- **EXERCISE BRIEF**: Across the entries below, the lines containing "title" should be counted and only their number returned.

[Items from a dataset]
■ ■ ■
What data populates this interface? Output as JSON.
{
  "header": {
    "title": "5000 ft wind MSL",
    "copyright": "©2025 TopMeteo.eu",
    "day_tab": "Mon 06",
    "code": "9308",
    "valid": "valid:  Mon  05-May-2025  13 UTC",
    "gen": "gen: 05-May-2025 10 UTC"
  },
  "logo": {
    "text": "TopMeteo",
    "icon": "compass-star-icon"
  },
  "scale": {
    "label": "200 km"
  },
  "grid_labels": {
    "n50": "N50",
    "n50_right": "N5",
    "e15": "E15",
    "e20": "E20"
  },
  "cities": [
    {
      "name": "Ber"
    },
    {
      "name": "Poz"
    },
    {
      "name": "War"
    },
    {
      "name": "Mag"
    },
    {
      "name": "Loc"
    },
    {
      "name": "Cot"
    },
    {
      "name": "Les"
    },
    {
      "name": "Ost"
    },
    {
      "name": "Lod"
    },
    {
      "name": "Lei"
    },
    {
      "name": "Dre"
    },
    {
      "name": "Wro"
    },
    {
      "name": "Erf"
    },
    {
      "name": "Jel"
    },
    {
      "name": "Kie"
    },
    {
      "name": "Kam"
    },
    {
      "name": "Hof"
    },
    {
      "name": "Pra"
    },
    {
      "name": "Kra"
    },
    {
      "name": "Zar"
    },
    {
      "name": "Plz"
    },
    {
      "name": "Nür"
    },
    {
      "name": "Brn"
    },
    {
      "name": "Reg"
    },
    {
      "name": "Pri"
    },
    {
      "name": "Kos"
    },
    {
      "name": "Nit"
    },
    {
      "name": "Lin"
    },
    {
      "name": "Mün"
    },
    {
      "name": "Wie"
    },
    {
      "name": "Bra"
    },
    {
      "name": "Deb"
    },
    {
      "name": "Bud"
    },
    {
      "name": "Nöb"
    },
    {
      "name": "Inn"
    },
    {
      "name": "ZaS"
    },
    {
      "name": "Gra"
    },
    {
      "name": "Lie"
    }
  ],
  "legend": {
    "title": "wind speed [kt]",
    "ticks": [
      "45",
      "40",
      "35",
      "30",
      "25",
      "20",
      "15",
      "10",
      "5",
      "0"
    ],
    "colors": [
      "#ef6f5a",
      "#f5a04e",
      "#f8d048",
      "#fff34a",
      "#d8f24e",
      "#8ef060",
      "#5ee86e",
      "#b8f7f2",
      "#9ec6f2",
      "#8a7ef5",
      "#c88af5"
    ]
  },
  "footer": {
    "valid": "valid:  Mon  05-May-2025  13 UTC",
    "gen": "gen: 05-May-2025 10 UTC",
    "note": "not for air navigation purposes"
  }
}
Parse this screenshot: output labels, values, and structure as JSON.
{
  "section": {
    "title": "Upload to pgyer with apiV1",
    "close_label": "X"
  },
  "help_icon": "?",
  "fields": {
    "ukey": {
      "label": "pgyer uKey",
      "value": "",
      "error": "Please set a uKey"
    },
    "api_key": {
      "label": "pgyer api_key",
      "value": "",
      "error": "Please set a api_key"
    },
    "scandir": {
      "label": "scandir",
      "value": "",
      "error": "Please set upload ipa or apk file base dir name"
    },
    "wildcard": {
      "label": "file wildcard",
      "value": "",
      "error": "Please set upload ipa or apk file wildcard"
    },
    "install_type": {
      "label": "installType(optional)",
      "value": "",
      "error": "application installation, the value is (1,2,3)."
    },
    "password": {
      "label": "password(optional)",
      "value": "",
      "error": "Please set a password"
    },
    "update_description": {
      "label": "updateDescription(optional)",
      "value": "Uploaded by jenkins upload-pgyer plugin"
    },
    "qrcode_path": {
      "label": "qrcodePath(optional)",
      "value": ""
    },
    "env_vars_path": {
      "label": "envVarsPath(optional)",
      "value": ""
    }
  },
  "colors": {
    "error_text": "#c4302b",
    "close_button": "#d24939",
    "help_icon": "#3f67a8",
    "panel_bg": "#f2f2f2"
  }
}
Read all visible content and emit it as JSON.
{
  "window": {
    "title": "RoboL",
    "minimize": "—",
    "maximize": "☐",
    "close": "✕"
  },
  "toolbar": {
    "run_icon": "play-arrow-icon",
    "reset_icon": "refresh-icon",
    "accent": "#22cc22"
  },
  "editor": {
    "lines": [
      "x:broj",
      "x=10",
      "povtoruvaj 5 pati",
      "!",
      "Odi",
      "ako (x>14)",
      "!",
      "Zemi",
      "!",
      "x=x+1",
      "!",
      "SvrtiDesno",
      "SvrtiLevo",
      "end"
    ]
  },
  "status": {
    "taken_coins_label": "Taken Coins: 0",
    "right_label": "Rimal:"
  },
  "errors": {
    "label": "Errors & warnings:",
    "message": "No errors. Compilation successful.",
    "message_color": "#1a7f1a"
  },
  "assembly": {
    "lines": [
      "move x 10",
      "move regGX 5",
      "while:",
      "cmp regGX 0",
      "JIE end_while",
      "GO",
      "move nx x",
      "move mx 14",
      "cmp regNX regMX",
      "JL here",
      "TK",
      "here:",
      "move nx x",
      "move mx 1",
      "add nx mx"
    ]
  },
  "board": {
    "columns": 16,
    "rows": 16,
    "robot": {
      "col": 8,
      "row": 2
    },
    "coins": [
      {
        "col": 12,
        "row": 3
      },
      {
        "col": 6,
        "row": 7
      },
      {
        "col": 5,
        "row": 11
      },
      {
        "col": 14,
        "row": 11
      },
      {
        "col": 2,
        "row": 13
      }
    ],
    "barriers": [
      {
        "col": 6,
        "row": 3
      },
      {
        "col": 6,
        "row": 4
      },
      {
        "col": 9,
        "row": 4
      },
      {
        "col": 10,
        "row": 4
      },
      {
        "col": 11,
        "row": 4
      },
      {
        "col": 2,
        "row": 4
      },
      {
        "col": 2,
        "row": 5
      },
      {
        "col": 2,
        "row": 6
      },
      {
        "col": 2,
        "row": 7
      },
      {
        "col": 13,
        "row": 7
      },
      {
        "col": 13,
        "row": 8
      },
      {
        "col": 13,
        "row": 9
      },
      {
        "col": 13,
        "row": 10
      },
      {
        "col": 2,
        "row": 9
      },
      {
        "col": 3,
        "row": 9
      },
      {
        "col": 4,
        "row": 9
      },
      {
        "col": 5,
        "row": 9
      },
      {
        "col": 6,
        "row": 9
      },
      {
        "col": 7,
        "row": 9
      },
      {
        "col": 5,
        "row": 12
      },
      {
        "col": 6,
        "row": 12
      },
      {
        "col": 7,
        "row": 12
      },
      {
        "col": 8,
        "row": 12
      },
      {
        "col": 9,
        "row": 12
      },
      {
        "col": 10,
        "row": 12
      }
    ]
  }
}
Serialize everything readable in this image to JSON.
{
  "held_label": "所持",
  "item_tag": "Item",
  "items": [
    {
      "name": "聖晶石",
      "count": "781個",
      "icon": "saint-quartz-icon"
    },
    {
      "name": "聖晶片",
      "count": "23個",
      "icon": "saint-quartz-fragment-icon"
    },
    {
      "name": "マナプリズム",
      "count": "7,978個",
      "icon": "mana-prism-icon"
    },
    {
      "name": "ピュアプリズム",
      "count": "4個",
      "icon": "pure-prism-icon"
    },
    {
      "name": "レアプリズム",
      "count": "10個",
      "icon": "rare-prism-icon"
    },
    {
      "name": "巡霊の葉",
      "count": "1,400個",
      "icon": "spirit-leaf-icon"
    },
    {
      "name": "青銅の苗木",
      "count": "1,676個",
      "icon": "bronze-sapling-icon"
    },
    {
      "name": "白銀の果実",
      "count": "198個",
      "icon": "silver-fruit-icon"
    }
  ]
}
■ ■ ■
- **TASK ANSWER**: 4